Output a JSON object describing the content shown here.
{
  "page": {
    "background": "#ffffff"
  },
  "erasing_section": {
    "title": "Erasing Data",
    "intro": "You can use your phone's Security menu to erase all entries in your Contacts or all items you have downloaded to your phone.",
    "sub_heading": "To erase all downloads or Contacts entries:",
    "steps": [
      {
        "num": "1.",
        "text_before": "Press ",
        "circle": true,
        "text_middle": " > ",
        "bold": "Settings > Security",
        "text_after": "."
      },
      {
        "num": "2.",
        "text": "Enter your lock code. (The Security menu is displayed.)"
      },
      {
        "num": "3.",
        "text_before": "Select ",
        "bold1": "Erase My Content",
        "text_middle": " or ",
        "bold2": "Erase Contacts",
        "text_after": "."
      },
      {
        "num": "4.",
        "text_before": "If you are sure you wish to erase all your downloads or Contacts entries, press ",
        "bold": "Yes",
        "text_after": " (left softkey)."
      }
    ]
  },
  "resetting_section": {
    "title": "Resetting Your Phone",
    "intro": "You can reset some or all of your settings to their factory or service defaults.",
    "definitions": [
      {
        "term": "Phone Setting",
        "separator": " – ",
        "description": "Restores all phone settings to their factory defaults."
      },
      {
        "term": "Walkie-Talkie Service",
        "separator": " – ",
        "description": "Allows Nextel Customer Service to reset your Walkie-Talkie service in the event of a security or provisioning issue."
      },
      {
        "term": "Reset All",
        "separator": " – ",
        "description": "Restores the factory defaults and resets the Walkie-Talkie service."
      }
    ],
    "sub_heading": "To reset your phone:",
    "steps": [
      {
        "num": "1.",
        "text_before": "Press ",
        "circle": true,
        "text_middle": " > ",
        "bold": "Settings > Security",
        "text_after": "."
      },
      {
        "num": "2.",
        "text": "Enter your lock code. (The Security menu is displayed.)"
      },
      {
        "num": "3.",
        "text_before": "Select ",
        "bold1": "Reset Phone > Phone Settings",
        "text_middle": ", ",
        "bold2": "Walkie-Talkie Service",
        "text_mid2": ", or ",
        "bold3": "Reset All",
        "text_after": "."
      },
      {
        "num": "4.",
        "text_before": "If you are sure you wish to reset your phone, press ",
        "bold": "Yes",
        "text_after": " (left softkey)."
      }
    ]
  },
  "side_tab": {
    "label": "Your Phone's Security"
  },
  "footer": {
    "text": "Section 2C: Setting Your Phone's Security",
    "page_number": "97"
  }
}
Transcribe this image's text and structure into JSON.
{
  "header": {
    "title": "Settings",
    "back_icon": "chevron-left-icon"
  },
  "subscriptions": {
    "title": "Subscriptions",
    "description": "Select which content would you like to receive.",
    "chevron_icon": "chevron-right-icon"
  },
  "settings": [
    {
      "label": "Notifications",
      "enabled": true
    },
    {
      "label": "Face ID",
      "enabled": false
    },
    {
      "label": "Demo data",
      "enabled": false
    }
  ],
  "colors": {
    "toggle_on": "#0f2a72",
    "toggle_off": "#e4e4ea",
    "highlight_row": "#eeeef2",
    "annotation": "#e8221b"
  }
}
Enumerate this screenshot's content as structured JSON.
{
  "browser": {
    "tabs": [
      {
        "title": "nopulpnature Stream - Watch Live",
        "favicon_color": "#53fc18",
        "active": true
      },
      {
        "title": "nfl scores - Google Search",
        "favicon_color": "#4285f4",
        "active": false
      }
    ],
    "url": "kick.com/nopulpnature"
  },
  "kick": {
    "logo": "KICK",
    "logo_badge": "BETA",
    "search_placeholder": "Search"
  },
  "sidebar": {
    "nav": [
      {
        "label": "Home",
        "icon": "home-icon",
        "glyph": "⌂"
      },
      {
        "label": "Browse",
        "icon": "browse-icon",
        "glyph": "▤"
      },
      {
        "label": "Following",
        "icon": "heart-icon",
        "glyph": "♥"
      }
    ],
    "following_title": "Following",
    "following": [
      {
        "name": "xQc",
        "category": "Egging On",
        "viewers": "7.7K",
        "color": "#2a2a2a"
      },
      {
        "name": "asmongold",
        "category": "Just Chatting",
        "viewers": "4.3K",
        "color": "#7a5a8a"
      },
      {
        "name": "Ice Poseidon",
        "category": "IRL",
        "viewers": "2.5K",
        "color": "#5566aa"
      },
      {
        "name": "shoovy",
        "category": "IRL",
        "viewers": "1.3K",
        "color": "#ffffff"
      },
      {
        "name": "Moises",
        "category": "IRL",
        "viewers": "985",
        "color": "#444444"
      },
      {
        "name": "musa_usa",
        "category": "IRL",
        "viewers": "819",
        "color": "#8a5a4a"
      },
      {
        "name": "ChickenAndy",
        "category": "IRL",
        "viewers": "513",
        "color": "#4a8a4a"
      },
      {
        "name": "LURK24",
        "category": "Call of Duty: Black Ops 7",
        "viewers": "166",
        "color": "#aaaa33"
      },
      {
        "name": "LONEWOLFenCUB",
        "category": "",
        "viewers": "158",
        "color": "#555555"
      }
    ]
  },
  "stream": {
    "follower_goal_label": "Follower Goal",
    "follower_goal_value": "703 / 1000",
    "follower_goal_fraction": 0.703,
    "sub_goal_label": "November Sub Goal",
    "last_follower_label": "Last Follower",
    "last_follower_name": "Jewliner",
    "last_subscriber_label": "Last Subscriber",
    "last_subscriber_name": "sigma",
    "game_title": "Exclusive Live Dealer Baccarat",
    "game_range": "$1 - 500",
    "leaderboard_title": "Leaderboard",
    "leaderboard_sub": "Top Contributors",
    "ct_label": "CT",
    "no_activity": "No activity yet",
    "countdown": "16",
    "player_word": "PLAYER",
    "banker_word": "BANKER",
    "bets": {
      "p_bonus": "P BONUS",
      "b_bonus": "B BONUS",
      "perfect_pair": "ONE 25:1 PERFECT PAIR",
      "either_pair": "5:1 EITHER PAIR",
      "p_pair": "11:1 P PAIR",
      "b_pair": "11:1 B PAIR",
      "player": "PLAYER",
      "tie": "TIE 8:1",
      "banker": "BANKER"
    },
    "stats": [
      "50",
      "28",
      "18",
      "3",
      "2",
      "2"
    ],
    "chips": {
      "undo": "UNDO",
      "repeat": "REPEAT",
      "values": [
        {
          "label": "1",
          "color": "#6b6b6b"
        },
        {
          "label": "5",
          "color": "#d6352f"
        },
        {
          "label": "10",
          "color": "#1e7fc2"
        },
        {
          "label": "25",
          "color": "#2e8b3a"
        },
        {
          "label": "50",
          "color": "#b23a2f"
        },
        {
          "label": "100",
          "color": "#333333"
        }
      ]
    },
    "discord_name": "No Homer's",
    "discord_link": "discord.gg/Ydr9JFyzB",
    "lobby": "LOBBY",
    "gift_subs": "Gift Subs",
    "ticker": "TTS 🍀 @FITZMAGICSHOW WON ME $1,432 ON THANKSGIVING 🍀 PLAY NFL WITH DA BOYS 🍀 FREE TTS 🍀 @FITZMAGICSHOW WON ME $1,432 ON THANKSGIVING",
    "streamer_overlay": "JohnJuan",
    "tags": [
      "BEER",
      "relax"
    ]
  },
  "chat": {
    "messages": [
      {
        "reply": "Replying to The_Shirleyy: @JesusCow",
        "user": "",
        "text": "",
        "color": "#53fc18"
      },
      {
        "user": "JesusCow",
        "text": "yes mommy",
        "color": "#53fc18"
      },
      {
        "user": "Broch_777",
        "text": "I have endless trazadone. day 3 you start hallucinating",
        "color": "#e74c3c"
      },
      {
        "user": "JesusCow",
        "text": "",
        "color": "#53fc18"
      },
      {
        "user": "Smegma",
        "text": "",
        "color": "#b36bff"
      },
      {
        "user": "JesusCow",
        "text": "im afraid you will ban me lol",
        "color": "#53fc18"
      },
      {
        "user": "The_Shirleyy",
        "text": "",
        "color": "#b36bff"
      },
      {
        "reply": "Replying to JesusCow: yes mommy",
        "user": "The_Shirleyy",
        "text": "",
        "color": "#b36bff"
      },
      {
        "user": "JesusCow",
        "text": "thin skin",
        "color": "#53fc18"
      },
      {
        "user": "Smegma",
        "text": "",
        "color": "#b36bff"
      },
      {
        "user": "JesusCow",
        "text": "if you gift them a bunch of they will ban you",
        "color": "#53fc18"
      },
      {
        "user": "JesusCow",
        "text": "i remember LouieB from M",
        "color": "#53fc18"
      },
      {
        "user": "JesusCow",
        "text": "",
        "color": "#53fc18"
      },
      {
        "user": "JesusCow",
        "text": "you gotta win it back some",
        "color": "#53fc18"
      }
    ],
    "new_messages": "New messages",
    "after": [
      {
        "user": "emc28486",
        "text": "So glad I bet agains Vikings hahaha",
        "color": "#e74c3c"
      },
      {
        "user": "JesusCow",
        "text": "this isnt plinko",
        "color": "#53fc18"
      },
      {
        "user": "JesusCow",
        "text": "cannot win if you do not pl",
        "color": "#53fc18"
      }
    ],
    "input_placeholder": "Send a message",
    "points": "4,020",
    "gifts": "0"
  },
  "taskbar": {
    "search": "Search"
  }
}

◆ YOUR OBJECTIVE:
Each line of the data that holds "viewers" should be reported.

◆ ANSWER BELOW:
        "viewers": "7.7K",
        "viewers": "4.3K",
        "viewers": "2.5K",
        "viewers": "1.3K",
        "viewers": "985",
        "viewers": "819",
        "viewers": "513",
        "viewers": "166",
        "viewers": "158",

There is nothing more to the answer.